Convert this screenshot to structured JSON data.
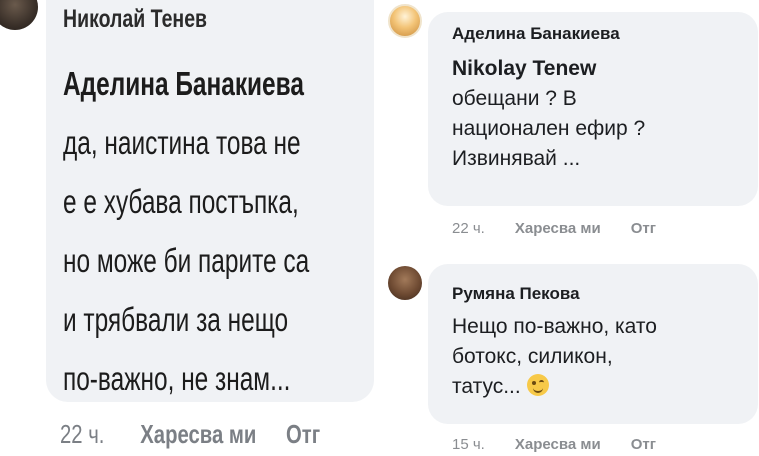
{
  "left_panel": {
    "author": "Николай Тенев",
    "mention": "Аделина Банакиева",
    "lines": [
      "да, наистина това не",
      "е е хубава постъпка,",
      "но може би парите са",
      "и трябвали за нещо",
      "по-важно, не знам..."
    ],
    "time": "22 ч.",
    "like_label": "Харесва ми",
    "reply_label": "Отг"
  },
  "right_panel": {
    "comments": [
      {
        "author": "Аделина Банакиева",
        "mention": "Nikolay Tenew",
        "lines": [
          "обещани ? В",
          "национален ефир ?",
          "Извинявай ..."
        ],
        "time": "22 ч.",
        "like_label": "Харесва ми",
        "reply_label": "Отг"
      },
      {
        "author": "Румяна Пекова",
        "lines": [
          "Нещо по-важно, като",
          "ботокс, силикон,",
          "татус..."
        ],
        "emoji": "wink-emoji",
        "time": "15 ч.",
        "like_label": "Харесва ми",
        "reply_label": "Отг"
      }
    ]
  },
  "colors": {
    "bubble": "#f0f2f5",
    "text": "#1c1e21",
    "meta": "#8a8d91"
  }
}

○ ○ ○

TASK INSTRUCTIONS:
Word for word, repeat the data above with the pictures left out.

RESPONSE:
Convert this screenshot to structured JSON data.
{
  "left_panel": {
    "author": "Николай Тенев",
    "mention": "Аделина Банакиева",
    "lines": [
      "да, наистина това не",
      "е е хубава постъпка,",
      "но може би парите са",
      "и трябвали за нещо",
      "по-важно, не знам..."
    ],
    "time": "22 ч.",
    "like_label": "Харесва ми",
    "reply_label": "Отг"
  },
  "right_panel": {
    "comments": [
      {
        "author": "Аделина Банакиева",
        "mention": "Nikolay Tenew",
        "lines": [
          "обещани ? В",
          "национален ефир ?",
          "Извинявай ..."
        ],
        "time": "22 ч.",
        "like_label": "Харесва ми",
        "reply_label": "Отг"
      },
      {
        "author": "Румяна Пекова",
        "lines": [
          "Нещо по-важно, като",
          "ботокс, силикон,",
          "татус..."
        ],
        "emoji": "wink-emoji",
        "time": "15 ч.",
        "like_label": "Харесва ми",
        "reply_label": "Отг"
      }
    ]
  },
  "colors": {
    "bubble": "#f0f2f5",
    "text": "#1c1e21",
    "meta": "#8a8d91"
  }
}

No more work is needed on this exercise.